### HOW TO COMPLETE THIS TASK
Your output should be each line from the material below that has the word "Kaleidoscope".

### MATERIAL PROVIDED
--------------------------------------------------

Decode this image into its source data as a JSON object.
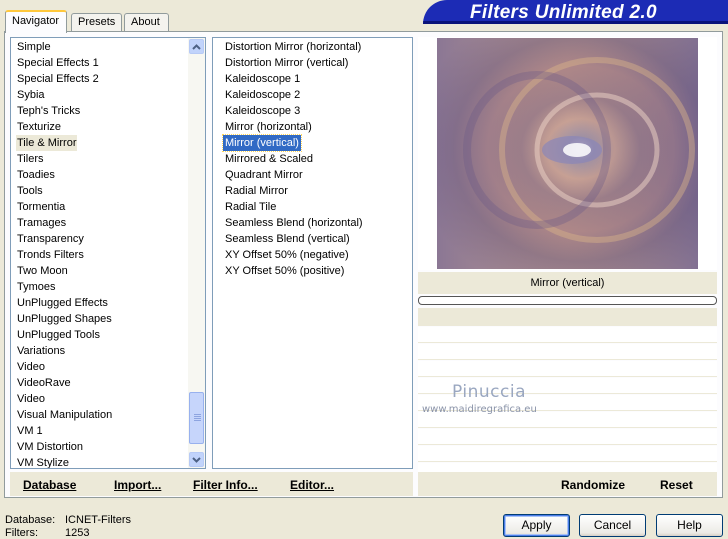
{
  "tabs": [
    "Navigator",
    "Presets",
    "About"
  ],
  "banner": {
    "title": "Filters Unlimited 2.0"
  },
  "categories": [
    "Simple",
    "Special Effects 1",
    "Special Effects 2",
    "Sybia",
    "Teph's Tricks",
    "Texturize",
    "Tile & Mirror",
    "Tilers",
    "Toadies",
    "Tools",
    "Tormentia",
    "Tramages",
    "Transparency",
    "Tronds Filters",
    "Two Moon",
    "Tymoes",
    "UnPlugged Effects",
    "UnPlugged Shapes",
    "UnPlugged Tools",
    "Variations",
    "Video",
    "VideoRave",
    "Video",
    "Visual Manipulation",
    "VM 1",
    "VM Distortion",
    "VM Stylize"
  ],
  "selected_category": "Tile & Mirror",
  "filters": [
    "Distortion Mirror (horizontal)",
    "Distortion Mirror (vertical)",
    "Kaleidoscope 1",
    "Kaleidoscope 2",
    "Kaleidoscope 3",
    "Mirror (horizontal)",
    "Mirror (vertical)",
    "Mirrored & Scaled",
    "Quadrant Mirror",
    "Radial Mirror",
    "Radial Tile",
    "Seamless Blend (horizontal)",
    "Seamless Blend (vertical)",
    "XY Offset 50% (negative)",
    "XY Offset 50% (positive)"
  ],
  "selected_filter": "Mirror (vertical)",
  "preview": {
    "filter_name": "Mirror (vertical)",
    "progress": 0
  },
  "watermark": {
    "name": "Pinuccia",
    "url": "www.maidiregrafica.eu"
  },
  "left_buttons": [
    "Database",
    "Import...",
    "Filter Info...",
    "Editor..."
  ],
  "right_buttons": [
    "Randomize",
    "Reset"
  ],
  "status": {
    "database_label": "Database:",
    "database_value": "ICNET-Filters",
    "filters_label": "Filters:",
    "filters_value": "1253"
  },
  "dialog_buttons": {
    "apply": "Apply",
    "cancel": "Cancel",
    "help": "Help"
  },
  "icons": {
    "scroll_up": "chevron-up-icon",
    "scroll_down": "chevron-down-icon"
  }
}
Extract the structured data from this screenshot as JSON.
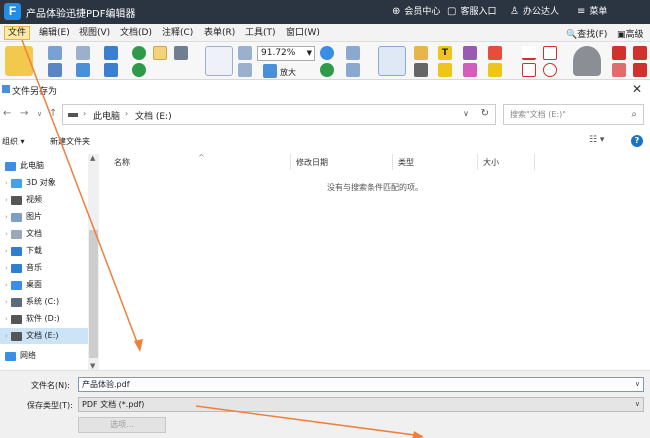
{
  "app": {
    "title": "产品体验迅捷PDF编辑器",
    "logo_letter": "F",
    "member_center": "会员中心",
    "feedback": "客服入口",
    "user": "办公达人",
    "menu": "菜单"
  },
  "menubar": {
    "items": [
      "文件",
      "编辑(E)",
      "视图(V)",
      "文档(D)",
      "注释(C)",
      "表单(R)",
      "工具(T)",
      "窗口(W)"
    ],
    "find": "查找(F)",
    "advanced": "高级搜"
  },
  "toolbar": {
    "zoom": "91.72%",
    "zoom_in_label": "放大"
  },
  "dialog": {
    "title": "文件另存为",
    "breadcrumb": [
      "此电脑",
      "文档 (E:)"
    ],
    "search_placeholder": "搜索\"文档 (E:)\"",
    "organize": "组织 ▾",
    "new_folder": "新建文件夹",
    "columns": [
      "名称",
      "修改日期",
      "类型",
      "大小"
    ],
    "empty_message": "没有与搜索条件匹配的项。",
    "nav_tree": [
      {
        "label": "此电脑",
        "icon": "computer-icon",
        "color": "#3a8ee6",
        "root": true
      },
      {
        "label": "3D 对象",
        "icon": "3d-objects-icon",
        "color": "#44a0e8"
      },
      {
        "label": "视频",
        "icon": "video-icon",
        "color": "#555555"
      },
      {
        "label": "图片",
        "icon": "pictures-icon",
        "color": "#7aa0c8"
      },
      {
        "label": "文档",
        "icon": "documents-icon",
        "color": "#9aa8b8"
      },
      {
        "label": "下载",
        "icon": "download-icon",
        "color": "#2f7fd0"
      },
      {
        "label": "音乐",
        "icon": "music-icon",
        "color": "#2f7fd0"
      },
      {
        "label": "桌面",
        "icon": "desktop-icon",
        "color": "#3a8ee6"
      },
      {
        "label": "系统 (C:)",
        "icon": "system-drive-icon",
        "color": "#5b6b7b"
      },
      {
        "label": "软件 (D:)",
        "icon": "drive-icon",
        "color": "#555555"
      },
      {
        "label": "文档 (E:)",
        "icon": "drive-icon",
        "color": "#555555",
        "selected": true
      },
      {
        "label": "网络",
        "icon": "network-icon",
        "color": "#3a8ee6",
        "root": true
      }
    ],
    "filename_label": "文件名(N):",
    "filename_value": "产品体验.pdf",
    "filetype_label": "保存类型(T):",
    "filetype_value": "PDF 文档 (*.pdf)",
    "select_button": "选项..."
  },
  "colors": {
    "titlebar": "#2b3441",
    "accent": "#1f8ee8",
    "arrow": "#f07f3c",
    "selection": "#cce4f7"
  }
}
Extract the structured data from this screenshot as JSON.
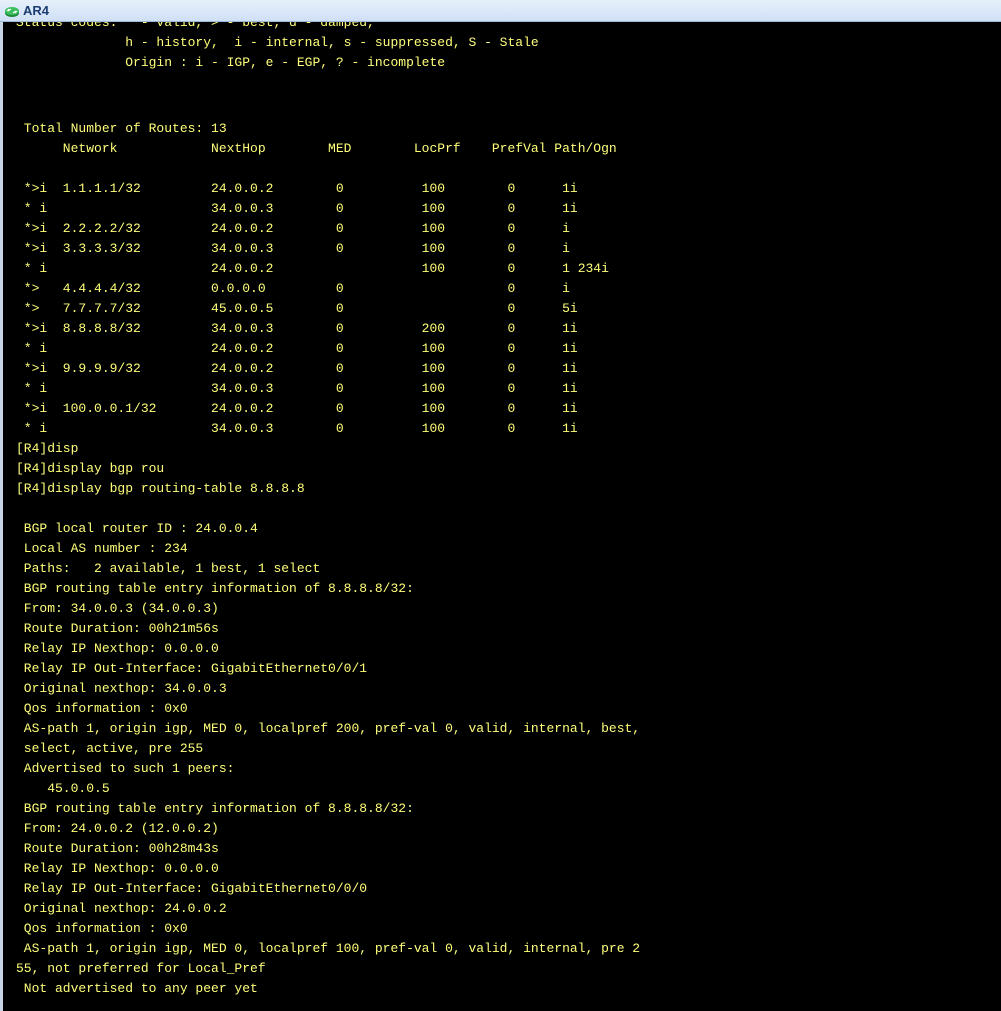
{
  "window": {
    "title": "AR4"
  },
  "terminal": {
    "lines": [
      "Status codes: * - valid, > - best, d - damped,",
      "              h - history,  i - internal, s - suppressed, S - Stale",
      "              Origin : i - IGP, e - EGP, ? - incomplete",
      "",
      "",
      " Total Number of Routes: 13",
      "      Network            NextHop        MED        LocPrf    PrefVal Path/Ogn",
      "",
      " *>i  1.1.1.1/32         24.0.0.2        0          100        0      1i",
      " * i                     34.0.0.3        0          100        0      1i",
      " *>i  2.2.2.2/32         24.0.0.2        0          100        0      i",
      " *>i  3.3.3.3/32         34.0.0.3        0          100        0      i",
      " * i                     24.0.0.2                   100        0      1 234i",
      " *>   4.4.4.4/32         0.0.0.0         0                     0      i",
      " *>   7.7.7.7/32         45.0.0.5        0                     0      5i",
      " *>i  8.8.8.8/32         34.0.0.3        0          200        0      1i",
      " * i                     24.0.0.2        0          100        0      1i",
      " *>i  9.9.9.9/32         24.0.0.2        0          100        0      1i",
      " * i                     34.0.0.3        0          100        0      1i",
      " *>i  100.0.0.1/32       24.0.0.2        0          100        0      1i",
      " * i                     34.0.0.3        0          100        0      1i",
      "[R4]disp",
      "[R4]display bgp rou",
      "[R4]display bgp routing-table 8.8.8.8",
      "",
      " BGP local router ID : 24.0.0.4",
      " Local AS number : 234",
      " Paths:   2 available, 1 best, 1 select",
      " BGP routing table entry information of 8.8.8.8/32:",
      " From: 34.0.0.3 (34.0.0.3)",
      " Route Duration: 00h21m56s",
      " Relay IP Nexthop: 0.0.0.0",
      " Relay IP Out-Interface: GigabitEthernet0/0/1",
      " Original nexthop: 34.0.0.3",
      " Qos information : 0x0",
      " AS-path 1, origin igp, MED 0, localpref 200, pref-val 0, valid, internal, best,",
      " select, active, pre 255",
      " Advertised to such 1 peers:",
      "    45.0.0.5",
      " BGP routing table entry information of 8.8.8.8/32:",
      " From: 24.0.0.2 (12.0.0.2)",
      " Route Duration: 00h28m43s",
      " Relay IP Nexthop: 0.0.0.0",
      " Relay IP Out-Interface: GigabitEthernet0/0/0",
      " Original nexthop: 24.0.0.2",
      " Qos information : 0x0",
      " AS-path 1, origin igp, MED 0, localpref 100, pref-val 0, valid, internal, pre 2",
      "55, not preferred for Local_Pref",
      " Not advertised to any peer yet"
    ]
  }
}
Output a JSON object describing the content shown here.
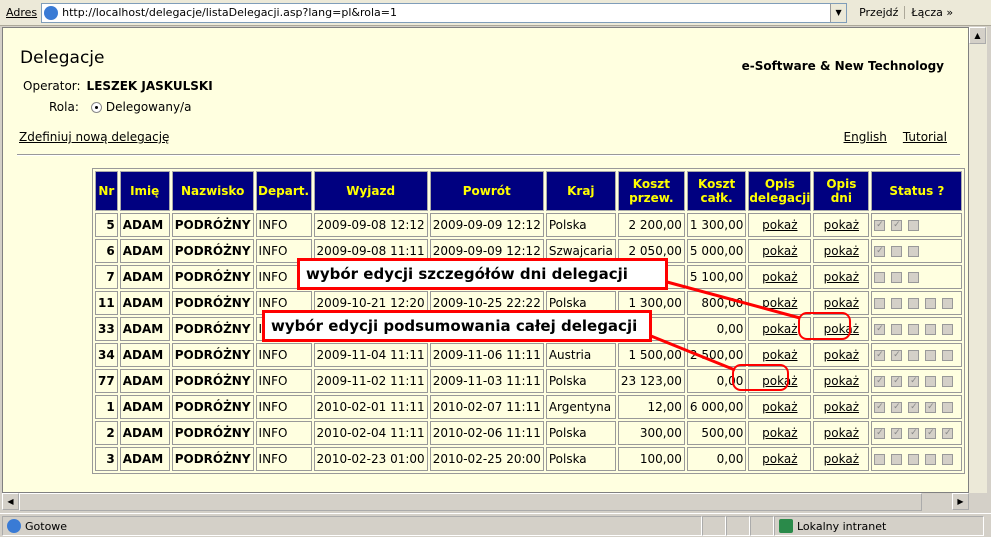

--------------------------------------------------

### REPLY
    "Kaleidoscope 1",
    "Kaleidoscope 2",
    "Kaleidoscope 3",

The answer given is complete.